Even with the enormity of the loss in Sutherland Springs on Sunday still difficult to process, members of North Texas' faith community were sharing their grief.
Bishop Edward Burns is the head of the Roman Catholic Diocese in Dallas and told WFAA the still unfolding tragedy is top of mind.
“The anxiety hopefully will not be paralyzing, we won’t be a people who constantly live in fear," Burns said. “To think that such evil and terror truly impacts a community of love and peace, there’s a dichotomy there that leaves you speechless.”
Burns participated in an interfaith forum on Sunday at Mary Immaculate Catholic Church in Farmers Branch. He was joined by other clergy and members of law enforcement discussing mostly issues dealing with immigration and the need for the community to report crime.
The church was filled to capacity with more than 1000 in attendance.
“I think it’s important for us to be alert and important for us to be aware of people around us," Burns said.
John Matthews is a security expert who founded Community Safety Initiative which stresses pro active training in case of a shooting incident.
The former Dallas PD officer says the amount of shootings has increased by more than 200-percent in the last decade compared to when he began studying the issue in the 1980's.
"Whether you talk about Pulse in Orlando, Las Vegas last month or today, the numbers are very dramatic in the people that we’re losing," Matthews said.
Matthews focus now is on what he terms "situational awareness" training - learning where you could escape both indoors our outside - and if the situation warrants - to just run.

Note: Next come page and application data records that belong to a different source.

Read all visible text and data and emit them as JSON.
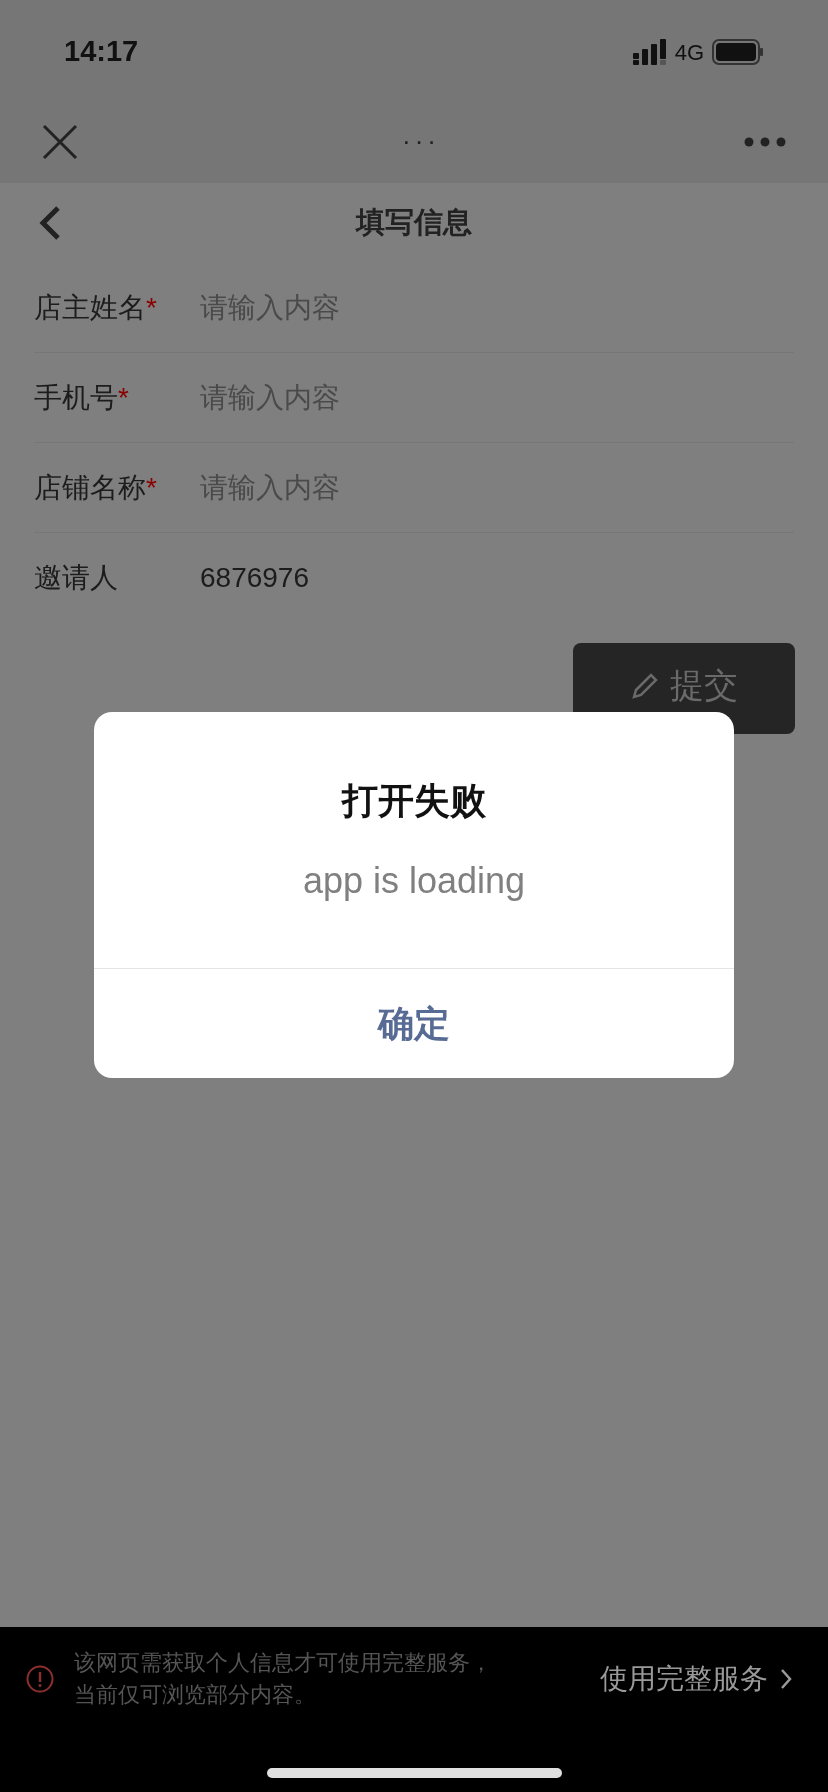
{
  "status_bar": {
    "time": "14:17",
    "network": "4G"
  },
  "nav_bar": {
    "title": "···"
  },
  "page": {
    "title": "填写信息",
    "fields": [
      {
        "label": "店主姓名",
        "required_mark": "*",
        "placeholder": "请输入内容"
      },
      {
        "label": "手机号",
        "required_mark": "*",
        "placeholder": "请输入内容"
      },
      {
        "label": "店铺名称",
        "required_mark": "*",
        "placeholder": "请输入内容"
      },
      {
        "label": "邀请人",
        "value": "6876976"
      }
    ],
    "submit": "提交"
  },
  "dialog": {
    "title": "打开失败",
    "message": "app is loading",
    "button": "确定"
  },
  "notice": {
    "lines": [
      "该网页需获取个人信息才可使用完整服务，",
      "当前仅可浏览部分内容。"
    ],
    "action": "使用完整服务"
  }
}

"The goal is to it in a way that you’re imparting information that’s going to keep them alive – no different than CPR training or fire drill training," Matthews said.